Rule of Law Fellow Theodore Eisenberg Collaborates with Russian Educators
For two weeks in late April and early May, Theodore Eisenberg, the Henry Allen Mark Professor of Law and an Adjunct Professor of Statistical Sciences, met with lawyers, legal educators, and students as a Rule of Law Fellow at Moscow State University. The fellowship, sponsored by the Paul Klebnikov Fund to provide opportunities for collaborative research between Russian and American legal scholars, followed a visit by Gayane Davidyan, Associate Professor of Law at Moscow State University, to the Law School in 2010.

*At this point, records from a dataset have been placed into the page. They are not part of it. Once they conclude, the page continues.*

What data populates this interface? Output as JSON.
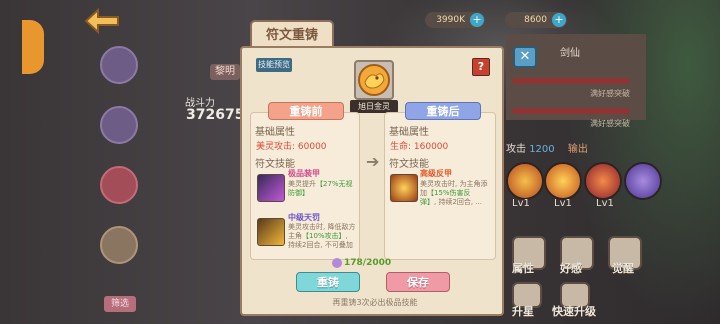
{
  "currency": {
    "gold": "3990K",
    "gems": "8600",
    "plus": "+"
  },
  "left": {
    "name_pill": "黎明",
    "power_label": "战斗力",
    "power_value": "372675",
    "select_button": "筛选"
  },
  "panel": {
    "title": "符文重铸",
    "preview_button": "技能预览",
    "help_button": "?",
    "rune_name": "旭日金灵",
    "close_button": "✕",
    "before": {
      "tab": "重铸前",
      "base_attr_title": "基础属性",
      "attr_text": "美灵攻击: 60000",
      "skill_title": "符文技能",
      "skills": [
        {
          "name": "极品装甲",
          "desc_a": "美灵提升",
          "desc_b": "【27%无视",
          "desc_c": "防御】",
          "color": "#d24a8f"
        },
        {
          "name": "中级天罚",
          "desc_a": "美灵攻击时, 降低敌方",
          "desc_b": "主角",
          "desc_c": "【10%攻击】",
          "desc_d": "持续2回合, 不可叠加",
          "color": "#6a53c9"
        }
      ]
    },
    "after": {
      "tab": "重铸后",
      "base_attr_title": "基础属性",
      "attr_text": "生命: 160000",
      "skill_title": "符文技能",
      "skills": [
        {
          "name": "高级反甲",
          "desc_a": "美灵攻击时, 为主角添",
          "desc_b": "加",
          "desc_c": "【15%伤害反",
          "desc_d": "弹】",
          "desc_e": ", 持续2回合, ...",
          "color": "#e05a2a"
        }
      ]
    },
    "cost_text": "178/2000",
    "recast_button": "重铸",
    "save_button": "保存",
    "hint_text": "再重铸3次必出极品技能"
  },
  "right": {
    "title": "剑仙",
    "note_1": "满好感突破",
    "note_2": "满好感突破",
    "detail_label": "攻击",
    "detail_value": "1200",
    "detail_extra": "输出",
    "skill_levels": [
      "Lv1",
      "Lv1",
      "Lv1"
    ],
    "bottom_labels": [
      "属性",
      "好感",
      "觉醒",
      "升星",
      "快速升级"
    ]
  }
}
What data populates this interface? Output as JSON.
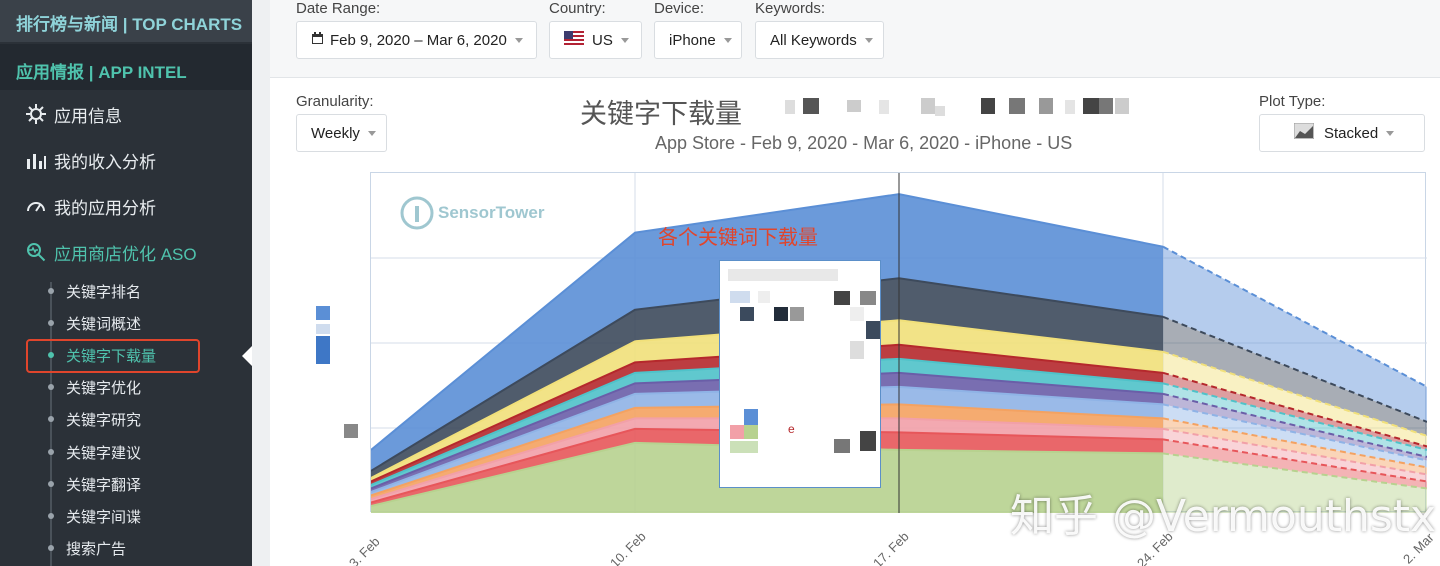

"For me, the highlight of this trip was the wonderful work done by Moscow State University students on the Russian Constitutional Court," Eisenberg said. "Professor Davidyan and her students produced information on more than 600 Constitutional Court cases across diverse fields of law, including property, inheritance, criminal procedure, and election law. They studied the court's decisions to grant review of cases and the outcomes of the cases reviewed by the court. We hope to pursue this preliminary work to collaborate on a published article."
While in Moscow, Eisenberg met with the Vice Chairman of the Russian Supreme Court, discussed opportunities for student exchange programs at Moscow State University, and consulted with American and Russian attorneys working at the U.S. Embassy. Eisenberg also visited the Duma, the lower house of the Russian legislature, and gave a public lecture entitled "The Reality of Civil Litigation in the United States."
"The Rule of Law Fellowship is very important in promoting mutual understanding of our two countries' legal systems," says Eisenberg. "So much of the information foreigners have about our legal system is based on propaganda by business interests, such as the U.S. Chamber of Commerce. It is critical to foster opportunities for the exchange of reliable information, and by allowing American and Russian scholars to work together, our understanding of their legal system and their understanding of ours is greatly improved."